By Kevin Miller
Some people call it a victimless crime, but the people at the Centretown Community Health Centre see sports gambling a bit differently.
Every day, Betty MacGregor sees people who have had their lives destroyed by gambling. She says whether it’s from horse races, major sports events or ProLine, these people are the victims of an addiction.
“I would parallel it with alcohol use,” she says.”The majority of people use alcohol in a non-problematic way, but some small percentage have problems with it, and it’s similar with gambling . . . for a small percentage, it does create some problems.”
And, if the numbers are any indication, the problem is growing. Feb. 1, 2004 will go down as a watershed mark in gambling. The Superbowl in Houston drew a record amount of money for a one-day event according to state gambling regulators in Las Vegas, Nevada. Gamblers bet a record $81.2 million (all figures U.S.) watching the New England Patriots defeat the Carolina Panthers, breaking the previous 1998 record by five per cent.

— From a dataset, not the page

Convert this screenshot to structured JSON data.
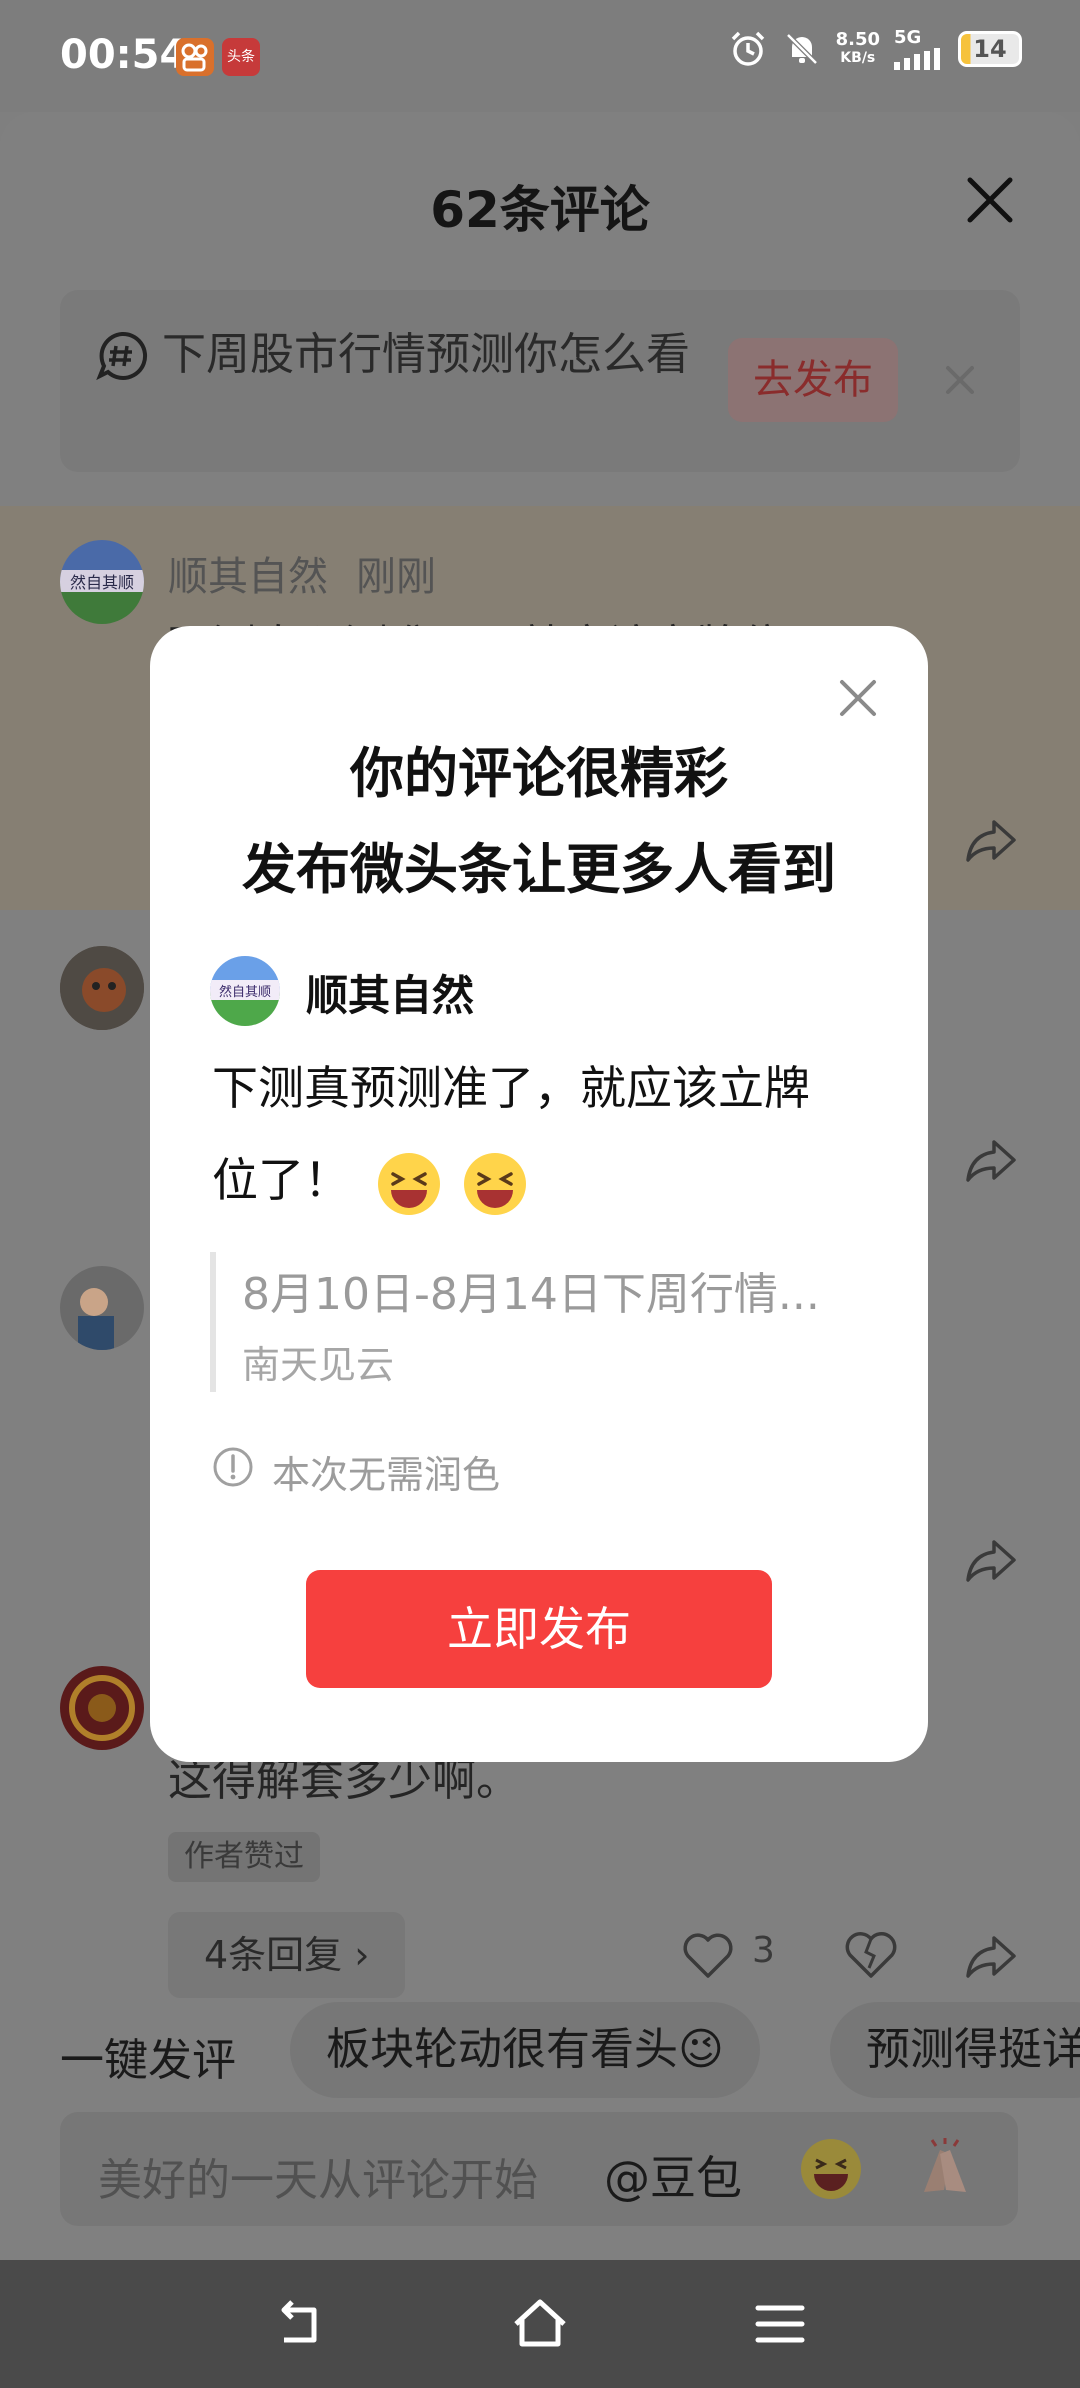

And with the U.S. College basketball tournament commonly known as March Madness, which begins March 16, MacGregor says events like this can make it very tough on gamblers trying to kick the habit.
The numbers for March Madness dwarf even those of the Superbowl. While the NFL title game may be the biggest single-day event, gambling during March Madness takes on a life of its own, with office pools, online betting and standard Las Vegas-style, in-person gambling. In 2003, March Madness brought more than $80 million to Las Vegas sports books alone, and online gambling makes it even more accessible.
The most accessible form of gambling in the province, however, is one that is available at almost every convenience store in Centretown and throughout the province.
In October of 1992, Ontario Lottery and Gaming Corporation (OLGC) introduced Ontarians to ProLine, which allows people to bet on the outcome of sporting events at the same lottery booths selling Super 7 and Lotto 6/49 tickets. MacGregor says such easy accessibility can only increase the problem.
Don Pister of OLGC Public Relations has a different view:
“I think the important thing is that with all our products, whether it’s a dollar on 6/49 or a five dollar wager on ProLine, it’s a recreational form of activity,” he says. “That’s it’s intent.”
Pister does acknowledge gambling can become a problem, but also points out that the OLGC does what it can to help people who need it.
“We’re committed to running all of our businesses in a socially responsible manner.” he says, “The line we use to remind people is ‘Know your limit, Play within it,’ and we publish the Problem Gambling Helpline number on the backs of tickets.”
Pister also says ProLine gambling is a relatively low-level form of betting. Even though you can wager anywhere between two and 100 dollars per ticket, he says the average bet is only about five dollars.
Rideau Raceway said there used to be a policy in which problem gamblers could voluntarily ban themselves from all racetracks in Ontario.
They would have their photo taken and distributed, and would not be allowed back in. However, Glen Crouter, vice-president of Media and Community Relations at Woodbine racetrack in Toronto, says that policy posed some legal problems so it’s no longer in effect.
“We used to have that ban, but we no longer have it,” he says. “What happened was that a person put themselves in a self-imposed ban at one of the casinos, not ours, then came back disguised, and then sued the casino for letting him back in.”
Crouter does point out, however, that Woodbine, and all racetracks do have help available in the form of pamphlets that can be picked up anonymously as well as information and addiction services phone numbers if requested.
“We have the [Gambling Helpline] number on the side of the slot machines, and we have pamphlets available at customer service,” says Crouter. “You don’t even have to ask for them, you can just pick them up.”
Whether gambling is entertainment or a disease, it can lead to addictive behaviour. MacGregor says that while The Centretown Community Health Centre is aimed mostly at seniors, there is help available for people of all ages.
“We would refer them to another service because there are other services in Ottawa [aimed] at young people such as the Amethyst Women’s Addiction Centre, or . . . the Sandy Hill Community Centre,” she says.